WHAT IS “THE CENSUS?”
Every ten years, a division of the federal government called the United States Census Bureau attempts to count every living person in the United States of America. This count is called the Census.
WHY DOES THE UNITED STATES CENSUS EXIST?
Our nation’s founders conducted the first Census in 1790. Their goal was to make sure each state was being taxed fairly and had the right number of Congressmen and Congresswomen based on its population. The founders thought that this count to ensure fair representation was so important that they wrote it into the Constitution
HOW DO I PARTICIPATE IN THE 2020 CENSUS?
In March 2020, you will receive mail from the Census Bureau. This will be hard-copy, paper mail delivered to the mailbox at your house. The envelope will include a website address and a personal code number. Download a fact sheet from the United States Census Bureau!This code number is very important. It is unique to you. Do not give it to anyone outside of your household and try not to lose it.
You will use this code number to log onto the Census website and complete the Census form online. You can go to the Census website and fill out the form on any device that can access the internet: personal computer, smartphone, tablet, etc. Every household will have the option of responding online, by mail, or by phone.
The mail from the Census Bureau may also include a paper Census form. If you do not have access to the internet, you can fill in the paper form and mail it back to the Census Bureau.
You must complete your Census form by April 1, 2020.
WHAT HAPPENS IF I DON’T RESPOND BY APRIL 1, 2020?
You will receive reminders in the mail if you don’t submit your Census form online or mail it to the Census Bureau. If you still have not completed and submitted your form after several weeks a Census Bureau worker will come to your home and ask you the questions in person.
I DON’T WANT TO PARTICIPATE IN THE CENSUS, DO I HAVE TO?
Yes! It is against the law
to refuse to complete part or all of the Census form. It is also against the law to knowingly give false answers on your Census form.
WHAT DOES THE GOVERNMENT DO WITH THE INFORMATION THEY COLLECT IN THE CENSUS?
By law, the government can use the information collected in the census to decide how many Congressmen and Congresswomen each state gets and to decide which areas participate in certain federal programs. They can also review and analyze the numbers and statistics for informational purposes.
The federal government also uses the information collected in the Census to decide how to allocate over $800 billion to family and community programs. The Top 10 Census-Guided Federal Programs are:
• Supplemental Nutritional Assistance (SNAP)
• Highway Planning and Construction
• Section 8 Housing
• Title 1 Grants to Local Education Agencies
• National School Lunch Program
• Special Education Grants
• State Children’s Health Insurance (CHIP)
• Head Start / Early Head Start
I AM NOT A CITIZEN OF THE UNITED STATES. SHOULD I PARTICIPATE IN THE CENSUS?

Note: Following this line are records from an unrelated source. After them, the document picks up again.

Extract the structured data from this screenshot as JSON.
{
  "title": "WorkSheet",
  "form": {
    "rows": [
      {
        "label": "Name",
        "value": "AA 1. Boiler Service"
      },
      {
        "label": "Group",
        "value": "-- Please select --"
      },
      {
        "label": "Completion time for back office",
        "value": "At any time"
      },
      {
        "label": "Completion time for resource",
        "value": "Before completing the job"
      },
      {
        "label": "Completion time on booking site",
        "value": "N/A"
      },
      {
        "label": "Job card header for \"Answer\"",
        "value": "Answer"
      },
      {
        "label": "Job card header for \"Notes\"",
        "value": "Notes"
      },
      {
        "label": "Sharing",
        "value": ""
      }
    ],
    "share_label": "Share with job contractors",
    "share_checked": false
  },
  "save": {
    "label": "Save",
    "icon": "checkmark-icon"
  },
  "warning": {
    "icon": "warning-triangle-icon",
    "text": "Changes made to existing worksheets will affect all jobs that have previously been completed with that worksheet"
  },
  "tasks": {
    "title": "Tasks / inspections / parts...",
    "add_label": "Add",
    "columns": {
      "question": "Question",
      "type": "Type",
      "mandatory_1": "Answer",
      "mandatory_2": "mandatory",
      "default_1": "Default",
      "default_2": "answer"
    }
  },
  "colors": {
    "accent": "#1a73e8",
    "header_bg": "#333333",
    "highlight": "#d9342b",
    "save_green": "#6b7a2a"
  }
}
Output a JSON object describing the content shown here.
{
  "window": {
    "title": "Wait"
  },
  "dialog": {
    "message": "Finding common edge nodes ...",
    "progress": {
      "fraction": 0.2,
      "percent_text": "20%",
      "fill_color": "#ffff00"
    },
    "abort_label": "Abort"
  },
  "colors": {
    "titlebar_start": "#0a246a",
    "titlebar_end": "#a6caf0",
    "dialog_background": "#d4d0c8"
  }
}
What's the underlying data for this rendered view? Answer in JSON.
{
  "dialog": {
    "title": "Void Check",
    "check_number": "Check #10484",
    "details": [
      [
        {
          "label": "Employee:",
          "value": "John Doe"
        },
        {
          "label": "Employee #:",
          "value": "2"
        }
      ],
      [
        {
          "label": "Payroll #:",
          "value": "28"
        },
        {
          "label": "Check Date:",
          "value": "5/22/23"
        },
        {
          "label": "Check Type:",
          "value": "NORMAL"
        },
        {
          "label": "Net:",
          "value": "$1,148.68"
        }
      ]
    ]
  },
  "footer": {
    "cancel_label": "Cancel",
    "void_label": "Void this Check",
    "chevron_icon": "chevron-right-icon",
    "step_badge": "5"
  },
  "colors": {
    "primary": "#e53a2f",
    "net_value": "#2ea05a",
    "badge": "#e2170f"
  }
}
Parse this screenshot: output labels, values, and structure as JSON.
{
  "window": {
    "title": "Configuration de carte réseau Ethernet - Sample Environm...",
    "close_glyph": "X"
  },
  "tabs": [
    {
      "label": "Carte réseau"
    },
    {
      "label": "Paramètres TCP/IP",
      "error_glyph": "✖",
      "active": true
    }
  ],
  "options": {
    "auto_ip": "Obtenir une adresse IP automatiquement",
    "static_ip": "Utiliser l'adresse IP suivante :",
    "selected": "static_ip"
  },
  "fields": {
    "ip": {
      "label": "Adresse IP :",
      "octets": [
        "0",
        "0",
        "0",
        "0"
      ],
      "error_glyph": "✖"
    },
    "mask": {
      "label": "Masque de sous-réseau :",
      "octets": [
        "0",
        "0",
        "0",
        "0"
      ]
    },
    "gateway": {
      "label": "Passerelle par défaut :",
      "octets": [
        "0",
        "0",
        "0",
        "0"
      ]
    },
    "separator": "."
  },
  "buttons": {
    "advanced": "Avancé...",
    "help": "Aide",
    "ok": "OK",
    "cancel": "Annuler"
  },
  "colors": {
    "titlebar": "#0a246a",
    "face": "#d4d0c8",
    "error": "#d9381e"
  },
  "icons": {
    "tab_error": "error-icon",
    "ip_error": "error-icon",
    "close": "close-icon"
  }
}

Yes! You need to be counted regardless of your citizenship status to make sure that you and your city get the proper resources. The United States government has decided that it will not include a question about citizenship on the 2020 Census.
As of March 2019, The New Jersey Office of the Attorney General has a set of rules called the “Immigrant Trust Directive
” that prevent police officers from stopping, questioning, or detaining people if they have not committed a crime, simply because they may be undocumented. New Jersey police officers are not allowed to participate in ICE raids, nor can they provide ICE with local police department records.
You can read an English-language summary of the Directive here, or visit the Office of the Attorney General website
to access the content in several other languages.
I AM INVOLVED IN UNLAWFUL OR UNETHICAL ACTIVITIES. SHOULD I PARTICIPATE IN THE CENSUS?
Yes! You may feel uncomfortable answering questions about your residence and rent payments, citizenship status, work status, or anything else. You should answer the questions honestly regardless of legal or ethical status.
The United States Census Bureau cannot arrest or prosecute you based on the answers on your Census form. Even if a Census worker comes to your home and asks you questions in person, they cannot make any judgments or legal assessments of your answers—they can only write the answers down on the form. Employees of the US Census Bureau are prohibited from sharing any individual’s information with anyone, even other government agencies. The fine for divulging private information is $250,000 and 5 years in jail.